1965 Volume 74 Issue 1 Pages 1-12
1) The existence of ancient sites, sand-buried or lying on the wind-eroded ground and slept for many centuries in the Taklamakan desert was not the discovery of the modern scientific expeditions, but was noted and described by Chinese travelers and historians of early days. For instance, Hauan-Chuang, the great Buddhist pilgrim in the 7 th century, described the abandoned sites in the great sandy desert to the east of the Niya oasis along the southern route, in his famous travelling notes of “Records of the Western Countries in the time of the T'ang”. Li-Kuangyin, a historian in the Ch'ing dynasty of the 19 th century, in his “Studies of the Western Countries in the Han dynasty, with Illustrations” tried to correlate the territories of the ancient kingdoms with the oases of the present day, with a perplexing conclusion stating that the territories of Shanshan, Chiemo, Chingchueh, Yuni, Siauyan, Junglu, etc. described in the Han Annals have been abandoned to the “Gobi”.
The impact to the modern scientific world, however, was made by the expeditions of European geographers, historians and archaeologists between the later part of the 19 th and the early 20 th centuries. Particularly the great successes brought by Sven Hedin of Sweden and Sir Aurel Stein of England aroused activity in other countries and expeditions were sent to Sinkiang from several countries. Among them the explorations of the Japanese party led by Count K. Otani evoked a great interest in the Japanese, although its scientific research was of a special field, i. e. the study of remains of Buddhism and Buddhist temples in the ancient period in Sinkiang.
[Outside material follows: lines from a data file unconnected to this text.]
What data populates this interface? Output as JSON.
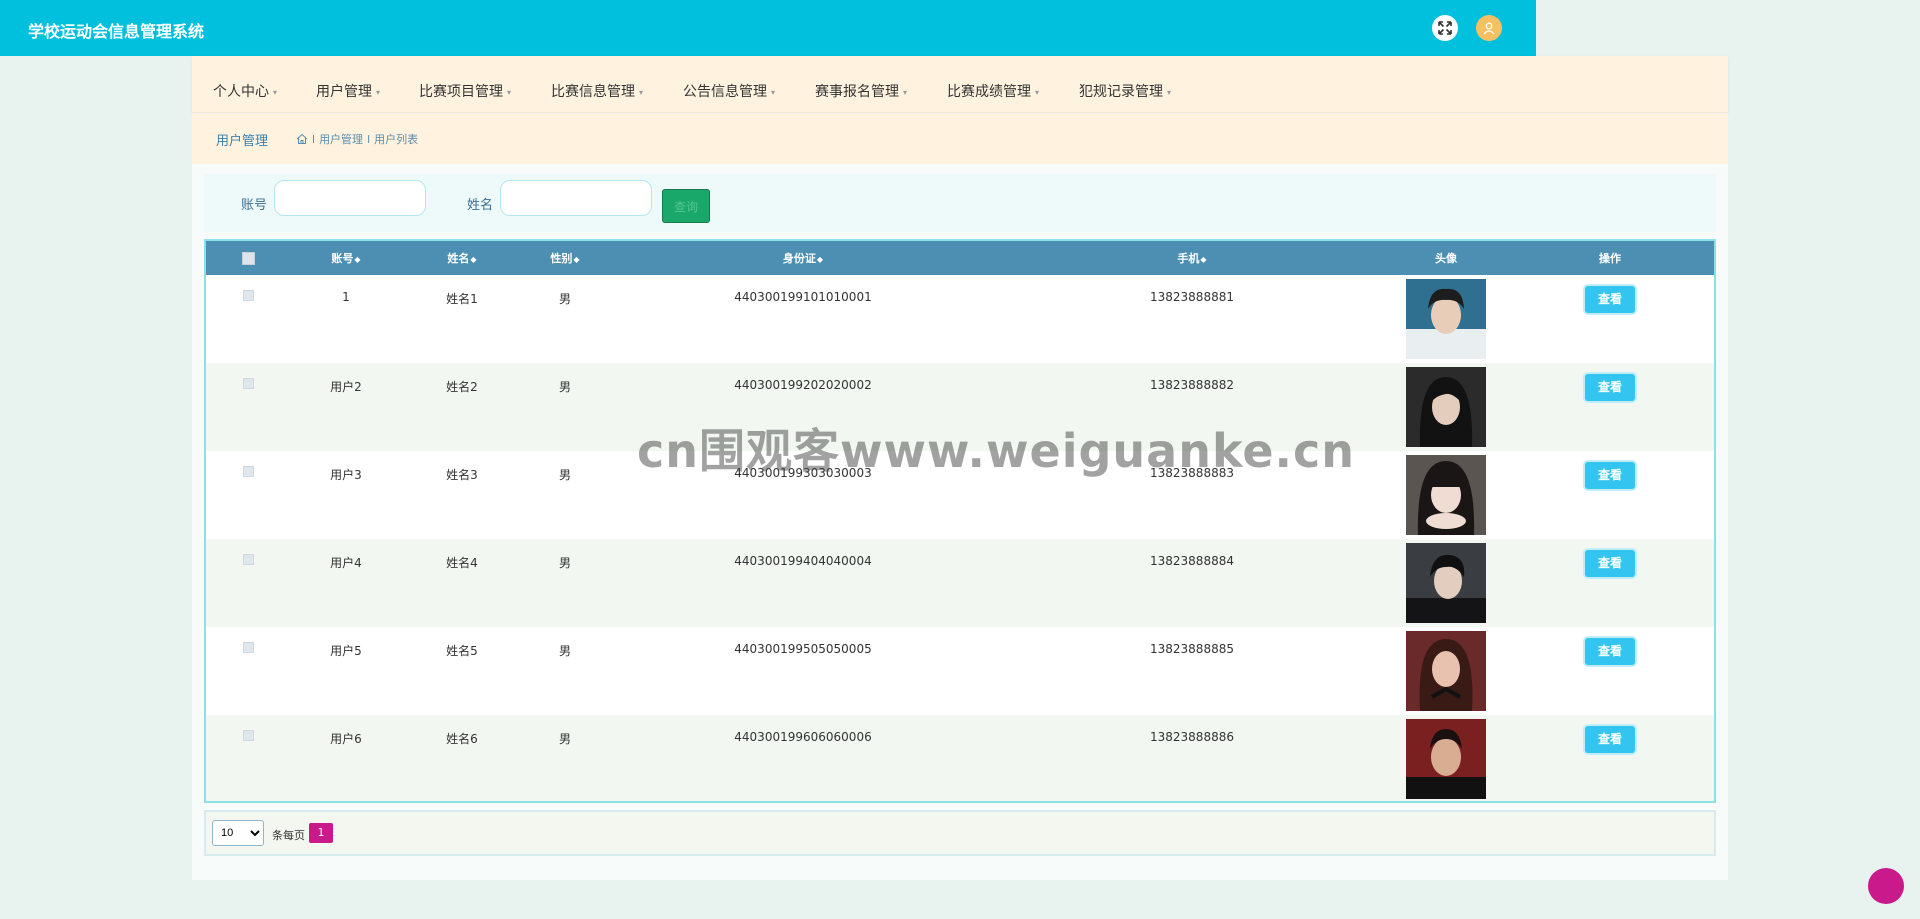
{
  "app": {
    "title": "学校运动会信息管理系统"
  },
  "nav": {
    "items": [
      {
        "label": "个人中心"
      },
      {
        "label": "用户管理"
      },
      {
        "label": "比赛项目管理"
      },
      {
        "label": "比赛信息管理"
      },
      {
        "label": "公告信息管理"
      },
      {
        "label": "赛事报名管理"
      },
      {
        "label": "比赛成绩管理"
      },
      {
        "label": "犯规记录管理"
      }
    ],
    "caret": "▾"
  },
  "breadcrumb": {
    "title": "用户管理",
    "sep": "l",
    "items": [
      "用户管理",
      "用户列表"
    ]
  },
  "search": {
    "account_label": "账号",
    "account_value": "",
    "name_label": "姓名",
    "name_value": "",
    "button_label": "查询"
  },
  "table": {
    "headers": {
      "account": "账号",
      "name": "姓名",
      "gender": "性别",
      "id_card": "身份证",
      "phone": "手机",
      "avatar": "头像",
      "action": "操作"
    },
    "sort_icon": "◆",
    "action_label": "查看",
    "rows": [
      {
        "account": "1",
        "name": "姓名1",
        "gender": "男",
        "id_card": "440300199101010001",
        "phone": "13823888881"
      },
      {
        "account": "用户2",
        "name": "姓名2",
        "gender": "男",
        "id_card": "440300199202020002",
        "phone": "13823888882"
      },
      {
        "account": "用户3",
        "name": "姓名3",
        "gender": "男",
        "id_card": "440300199303030003",
        "phone": "13823888883"
      },
      {
        "account": "用户4",
        "name": "姓名4",
        "gender": "男",
        "id_card": "440300199404040004",
        "phone": "13823888884"
      },
      {
        "account": "用户5",
        "name": "姓名5",
        "gender": "男",
        "id_card": "440300199505050005",
        "phone": "13823888885"
      },
      {
        "account": "用户6",
        "name": "姓名6",
        "gender": "男",
        "id_card": "440300199606060006",
        "phone": "13823888886"
      }
    ]
  },
  "pagination": {
    "page_size_options": [
      "10"
    ],
    "page_size": "10",
    "per_page_label": "条每页",
    "current_page": "1"
  },
  "watermark": "cn围观客www.weiguanke.cn",
  "colors": {
    "topbar": "#00c0dd",
    "table_header": "#4c8fb2",
    "view_button": "#33c4ef",
    "page_active": "#c9198a",
    "search_button": "#19a76a"
  }
}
The modern scientific explorations uncovered various aspects, particularly, the historical importance of the region. The Old Silk Road was not only the routes through which currents of trade moved, the most important export from the East was the silk of the Seres, i. e. of the ancient Chinese, but the currents of cultural intercourse linking the Far East with the West and with India. As for the ruined sites, the periods of the final abandonment were established fairly accurately by the dated Chinese documents and other archaeological remains which revealed that some were abandoned between the 3 rd and the 4 th centuries, many were in the 8 th century and still others in later periods up to the 15 th century.
2) In contrast to the successful achievements in the fields of cultural history and archaeology, geography has been concerned in the many problems and riddles, especially concerning the ruined sites on the edge of the Taklamakan.
What were the main causes which led to the abandonment ? Under what conditions could the ancient settlements flourish in the drift-sand desert, where no water is available today ? Why were many of the sites buried in sand or were partly sand-covered and the surrounding areas abandoned to desert ? No historical documents and archaeological remains give clues to these problems.
The problems have received much attentions in many countries and many geographershave attempted to offer explanations, presenting various theories. The classical exemple was the desiccation hypothesis presented by E. Huntington of the U. S. A. in 1907, which aroused a sensational debate in various countries. He tried to explain the complicated problems simultaneously by assuming the pulse of climate, the existence of a fairly long-continuing pulse of precipitation within historical times in Inner Asia. Many geographers, however, were not in favor of his theory and some felt that he was claiming the progressive desiccation during historical times. The attention and the interest of many geographers and historians were focused on the causes of abandonment of the sites, though no definite record was preserved, and a variety of assumed causes were presented.